On February 5th, the infected equine exhibited a fever and was not eating or drinking. Despite a lack of neurological signs, its owner took the horse to the Marion duPont Scott Equine Medical Center (EMC) in Leesburg. Tests diagnosed the disease. The horse is recovering and under quarantine.
A second horse from the same stable exhibited a fever, but no other symptoms. As a precaution, it is also under quarantine at the equine hospital. Tests are currently underway.

Dr. Richard Wilkes, State Veterinarian with the Virginia Department of Agriculture and Consumer Services (VDACS), stressed that the horses were admitted directly into the isolation area at Marion duPont Scott. “At no time were these horses in the general hospital area. The EMC is confident that their bio-security protocols will contain the virus to the isolation area.”

Thirty-three horses are under quarantine on the Loudoun County farm. None of them have shown any signs of EHV-1, but will be monitored at least through February 26th. No horses from the farm have been at events during the incubation period for the virus, according to state officials.

A horse in western Albemarle County tested positive for neurologic EHV-1 earlier this month. It has been under quarantine for a week and continues to improve. Officials say there is no known connection between the Loudoun County and Albemarle County horses.

EHV-1 symptoms may include respiratory disease, abortion, and intermittent outbreaks of neurologic disease in horses. Symptoms that should alert horse owners to the possibility of neurologic EHV-1 infection include fever, weakness, incoordination, and urine dribbling or inability to urinate. Horses with these symptoms should be examined immediately by a veterinarian.

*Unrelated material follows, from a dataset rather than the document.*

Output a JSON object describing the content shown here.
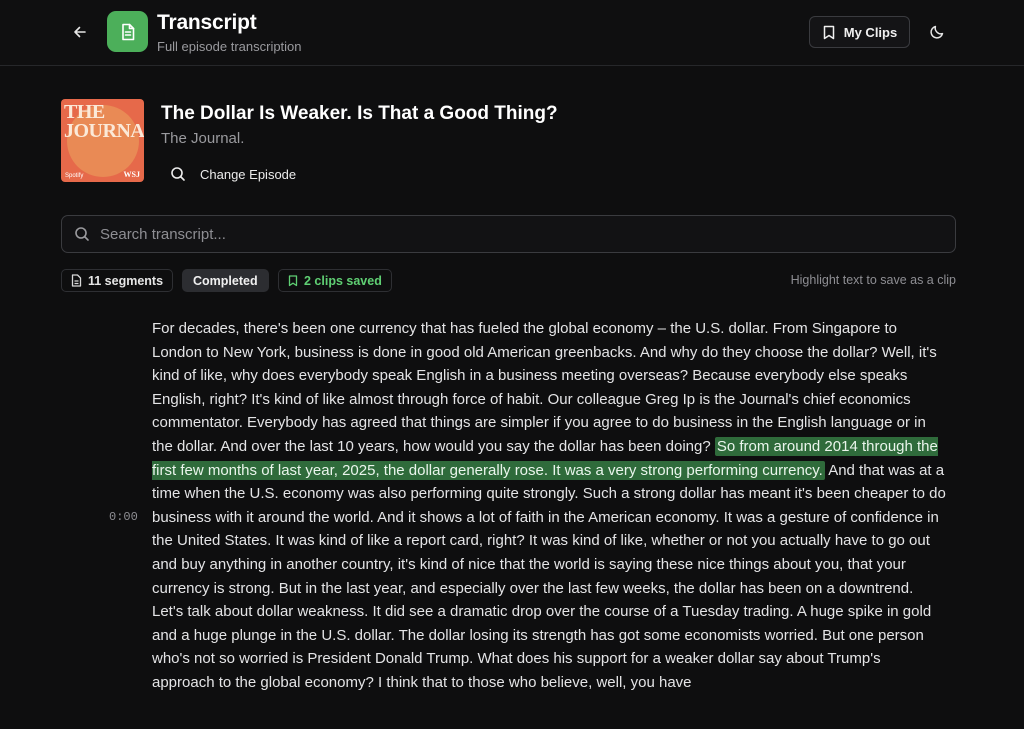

Suspect horses should be isolated from healthy horses. Veterinarians recommend using proper biosecurity measures when attending equine events to help protect your horses from the potential spread of any illness. EHV-1 is highly contagious among horses, but poses no threat to humans.